Work instruction: Give the data below again, word for word.

+--

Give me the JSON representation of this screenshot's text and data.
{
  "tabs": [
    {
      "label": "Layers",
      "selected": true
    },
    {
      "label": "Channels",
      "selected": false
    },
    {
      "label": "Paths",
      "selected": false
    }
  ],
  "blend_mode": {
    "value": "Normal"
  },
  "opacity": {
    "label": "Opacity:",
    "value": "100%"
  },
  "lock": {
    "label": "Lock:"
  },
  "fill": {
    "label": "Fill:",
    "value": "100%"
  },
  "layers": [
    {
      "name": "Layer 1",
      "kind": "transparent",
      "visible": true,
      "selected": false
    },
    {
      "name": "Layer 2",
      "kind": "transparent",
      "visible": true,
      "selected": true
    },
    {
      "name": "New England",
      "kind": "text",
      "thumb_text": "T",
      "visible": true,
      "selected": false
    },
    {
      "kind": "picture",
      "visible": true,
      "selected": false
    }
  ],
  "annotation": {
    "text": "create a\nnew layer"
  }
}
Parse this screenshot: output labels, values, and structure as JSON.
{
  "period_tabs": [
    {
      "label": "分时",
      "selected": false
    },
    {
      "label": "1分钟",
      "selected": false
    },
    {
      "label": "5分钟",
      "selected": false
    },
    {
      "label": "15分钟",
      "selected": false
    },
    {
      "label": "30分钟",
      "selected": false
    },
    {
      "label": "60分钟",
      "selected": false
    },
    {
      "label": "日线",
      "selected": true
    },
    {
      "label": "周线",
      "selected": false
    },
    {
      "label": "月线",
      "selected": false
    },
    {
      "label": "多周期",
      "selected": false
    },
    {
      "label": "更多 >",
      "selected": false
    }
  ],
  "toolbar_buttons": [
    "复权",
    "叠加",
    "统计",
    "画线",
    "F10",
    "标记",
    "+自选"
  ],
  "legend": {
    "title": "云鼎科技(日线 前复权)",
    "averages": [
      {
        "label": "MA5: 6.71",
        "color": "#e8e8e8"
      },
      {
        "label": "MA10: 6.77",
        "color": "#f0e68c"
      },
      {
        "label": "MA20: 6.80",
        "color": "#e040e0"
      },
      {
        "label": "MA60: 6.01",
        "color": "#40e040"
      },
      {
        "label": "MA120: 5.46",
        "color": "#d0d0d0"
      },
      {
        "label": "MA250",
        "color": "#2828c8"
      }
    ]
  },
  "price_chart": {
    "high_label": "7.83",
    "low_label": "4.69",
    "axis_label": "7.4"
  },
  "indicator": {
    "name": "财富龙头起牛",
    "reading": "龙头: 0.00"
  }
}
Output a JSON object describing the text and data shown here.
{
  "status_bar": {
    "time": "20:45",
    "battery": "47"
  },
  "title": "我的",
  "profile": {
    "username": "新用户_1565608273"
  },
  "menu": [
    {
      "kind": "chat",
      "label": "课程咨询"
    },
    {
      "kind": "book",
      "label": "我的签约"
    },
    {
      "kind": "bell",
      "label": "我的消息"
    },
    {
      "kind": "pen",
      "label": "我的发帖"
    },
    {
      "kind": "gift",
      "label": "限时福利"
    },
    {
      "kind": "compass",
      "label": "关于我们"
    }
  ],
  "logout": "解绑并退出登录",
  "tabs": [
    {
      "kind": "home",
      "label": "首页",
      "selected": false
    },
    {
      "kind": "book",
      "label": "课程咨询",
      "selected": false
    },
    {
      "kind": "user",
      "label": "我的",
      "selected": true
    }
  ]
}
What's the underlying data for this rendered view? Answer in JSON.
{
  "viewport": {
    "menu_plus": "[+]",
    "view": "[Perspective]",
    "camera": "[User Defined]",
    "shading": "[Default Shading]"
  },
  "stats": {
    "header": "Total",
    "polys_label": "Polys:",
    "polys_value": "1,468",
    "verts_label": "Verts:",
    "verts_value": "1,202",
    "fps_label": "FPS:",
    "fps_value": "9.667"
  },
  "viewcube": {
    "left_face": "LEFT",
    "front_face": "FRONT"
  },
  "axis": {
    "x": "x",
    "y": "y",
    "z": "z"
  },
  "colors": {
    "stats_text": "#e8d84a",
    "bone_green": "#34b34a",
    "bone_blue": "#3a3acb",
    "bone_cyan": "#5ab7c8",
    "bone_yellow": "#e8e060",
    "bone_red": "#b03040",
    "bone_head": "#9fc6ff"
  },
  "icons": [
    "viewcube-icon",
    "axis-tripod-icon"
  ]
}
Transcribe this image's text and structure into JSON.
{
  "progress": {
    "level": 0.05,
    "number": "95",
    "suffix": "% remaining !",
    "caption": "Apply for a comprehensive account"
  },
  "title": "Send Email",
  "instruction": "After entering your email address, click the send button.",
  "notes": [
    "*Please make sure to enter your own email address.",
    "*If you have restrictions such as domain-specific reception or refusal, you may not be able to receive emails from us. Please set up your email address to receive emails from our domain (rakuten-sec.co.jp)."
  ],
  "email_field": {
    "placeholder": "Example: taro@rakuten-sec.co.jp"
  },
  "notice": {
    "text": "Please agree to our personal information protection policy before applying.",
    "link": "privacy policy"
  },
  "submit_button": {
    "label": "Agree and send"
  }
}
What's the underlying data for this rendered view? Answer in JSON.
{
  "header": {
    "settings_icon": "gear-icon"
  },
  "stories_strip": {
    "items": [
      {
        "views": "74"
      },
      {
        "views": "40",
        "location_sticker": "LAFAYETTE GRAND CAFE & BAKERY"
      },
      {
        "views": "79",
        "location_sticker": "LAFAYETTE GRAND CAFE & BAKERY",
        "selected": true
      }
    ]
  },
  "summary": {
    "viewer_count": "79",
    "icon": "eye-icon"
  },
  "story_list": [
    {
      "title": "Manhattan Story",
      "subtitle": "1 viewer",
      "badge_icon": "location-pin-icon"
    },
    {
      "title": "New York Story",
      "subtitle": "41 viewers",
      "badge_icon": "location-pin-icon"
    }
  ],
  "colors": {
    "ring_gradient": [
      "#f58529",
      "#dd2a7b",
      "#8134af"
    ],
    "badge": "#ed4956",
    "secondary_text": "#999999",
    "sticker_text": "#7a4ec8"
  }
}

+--

Answer to the exercise:
Give me the JSON representation of this screenshot's text and data.
{
  "tabs": [
    {
      "label": "Layers",
      "selected": true
    },
    {
      "label": "Channels",
      "selected": false
    },
    {
      "label": "Paths",
      "selected": false
    }
  ],
  "blend_mode": {
    "value": "Normal"
  },
  "opacity": {
    "label": "Opacity:",
    "value": "100%"
  },
  "lock": {
    "label": "Lock:"
  },
  "fill": {
    "label": "Fill:",
    "value": "100%"
  },
  "layers": [
    {
      "name": "Layer 1",
      "kind": "transparent",
      "visible": true,
      "selected": false
    },
    {
      "name": "Layer 2",
      "kind": "transparent",
      "visible": true,
      "selected": true
    },
    {
      "name": "New England",
      "kind": "text",
      "thumb_text": "T",
      "visible": true,
      "selected": false
    },
    {
      "kind": "picture",
      "visible": true,
      "selected": false
    }
  ],
  "annotation": {
    "text": "create a\nnew layer"
  }
}
Parse this screenshot: output labels, values, and structure as JSON.
{
  "period_tabs": [
    {
      "label": "分时",
      "selected": false
    },
    {
      "label": "1分钟",
      "selected": false
    },
    {
      "label": "5分钟",
      "selected": false
    },
    {
      "label": "15分钟",
      "selected": false
    },
    {
      "label": "30分钟",
      "selected": false
    },
    {
      "label": "60分钟",
      "selected": false
    },
    {
      "label": "日线",
      "selected": true
    },
    {
      "label": "周线",
      "selected": false
    },
    {
      "label": "月线",
      "selected": false
    },
    {
      "label": "多周期",
      "selected": false
    },
    {
      "label": "更多 >",
      "selected": false
    }
  ],
  "toolbar_buttons": [
    "复权",
    "叠加",
    "统计",
    "画线",
    "F10",
    "标记",
    "+自选"
  ],
  "legend": {
    "title": "云鼎科技(日线 前复权)",
    "averages": [
      {
        "label": "MA5: 6.71",
        "color": "#e8e8e8"
      },
      {
        "label": "MA10: 6.77",
        "color": "#f0e68c"
      },
      {
        "label": "MA20: 6.80",
        "color": "#e040e0"
      },
      {
        "label": "MA60: 6.01",
        "color": "#40e040"
      },
      {
        "label": "MA120: 5.46",
        "color": "#d0d0d0"
      },
      {
        "label": "MA250",
        "color": "#2828c8"
      }
    ]
  },
  "price_chart": {
    "high_label": "7.83",
    "low_label": "4.69",
    "axis_label": "7.4"
  },
  "indicator": {
    "name": "财富龙头起牛",
    "reading": "龙头: 0.00"
  }
}
Output a JSON object describing the text and data shown here.
{
  "status_bar": {
    "time": "20:45",
    "battery": "47"
  },
  "title": "我的",
  "profile": {
    "username": "新用户_1565608273"
  },
  "menu": [
    {
      "kind": "chat",
      "label": "课程咨询"
    },
    {
      "kind": "book",
      "label": "我的签约"
    },
    {
      "kind": "bell",
      "label": "我的消息"
    },
    {
      "kind": "pen",
      "label": "我的发帖"
    },
    {
      "kind": "gift",
      "label": "限时福利"
    },
    {
      "kind": "compass",
      "label": "关于我们"
    }
  ],
  "logout": "解绑并退出登录",
  "tabs": [
    {
      "kind": "home",
      "label": "首页",
      "selected": false
    },
    {
      "kind": "book",
      "label": "课程咨询",
      "selected": false
    },
    {
      "kind": "user",
      "label": "我的",
      "selected": true
    }
  ]
}
What's the underlying data for this rendered view? Answer in JSON.
{
  "viewport": {
    "menu_plus": "[+]",
    "view": "[Perspective]",
    "camera": "[User Defined]",
    "shading": "[Default Shading]"
  },
  "stats": {
    "header": "Total",
    "polys_label": "Polys:",
    "polys_value": "1,468",
    "verts_label": "Verts:",
    "verts_value": "1,202",
    "fps_label": "FPS:",
    "fps_value": "9.667"
  },
  "viewcube": {
    "left_face": "LEFT",
    "front_face": "FRONT"
  },
  "axis": {
    "x": "x",
    "y": "y",
    "z": "z"
  },
  "colors": {
    "stats_text": "#e8d84a",
    "bone_green": "#34b34a",
    "bone_blue": "#3a3acb",
    "bone_cyan": "#5ab7c8",
    "bone_yellow": "#e8e060",
    "bone_red": "#b03040",
    "bone_head": "#9fc6ff"
  },
  "icons": [
    "viewcube-icon",
    "axis-tripod-icon"
  ]
}
Transcribe this image's text and structure into JSON.
{
  "progress": {
    "level": 0.05,
    "number": "95",
    "suffix": "% remaining !",
    "caption": "Apply for a comprehensive account"
  },
  "title": "Send Email",
  "instruction": "After entering your email address, click the send button.",
  "notes": [
    "*Please make sure to enter your own email address.",
    "*If you have restrictions such as domain-specific reception or refusal, you may not be able to receive emails from us. Please set up your email address to receive emails from our domain (rakuten-sec.co.jp)."
  ],
  "email_field": {
    "placeholder": "Example: taro@rakuten-sec.co.jp"
  },
  "notice": {
    "text": "Please agree to our personal information protection policy before applying.",
    "link": "privacy policy"
  },
  "submit_button": {
    "label": "Agree and send"
  }
}
What's the underlying data for this rendered view? Answer in JSON.
{
  "header": {
    "settings_icon": "gear-icon"
  },
  "stories_strip": {
    "items": [
      {
        "views": "74"
      },
      {
        "views": "40",
        "location_sticker": "LAFAYETTE GRAND CAFE & BAKERY"
      },
      {
        "views": "79",
        "location_sticker": "LAFAYETTE GRAND CAFE & BAKERY",
        "selected": true
      }
    ]
  },
  "summary": {
    "viewer_count": "79",
    "icon": "eye-icon"
  },
  "story_list": [
    {
      "title": "Manhattan Story",
      "subtitle": "1 viewer",
      "badge_icon": "location-pin-icon"
    },
    {
      "title": "New York Story",
      "subtitle": "41 viewers",
      "badge_icon": "location-pin-icon"
    }
  ],
  "colors": {
    "ring_gradient": [
      "#f58529",
      "#dd2a7b",
      "#8134af"
    ],
    "badge": "#ed4956",
    "secondary_text": "#999999",
    "sticker_text": "#7a4ec8"
  }
}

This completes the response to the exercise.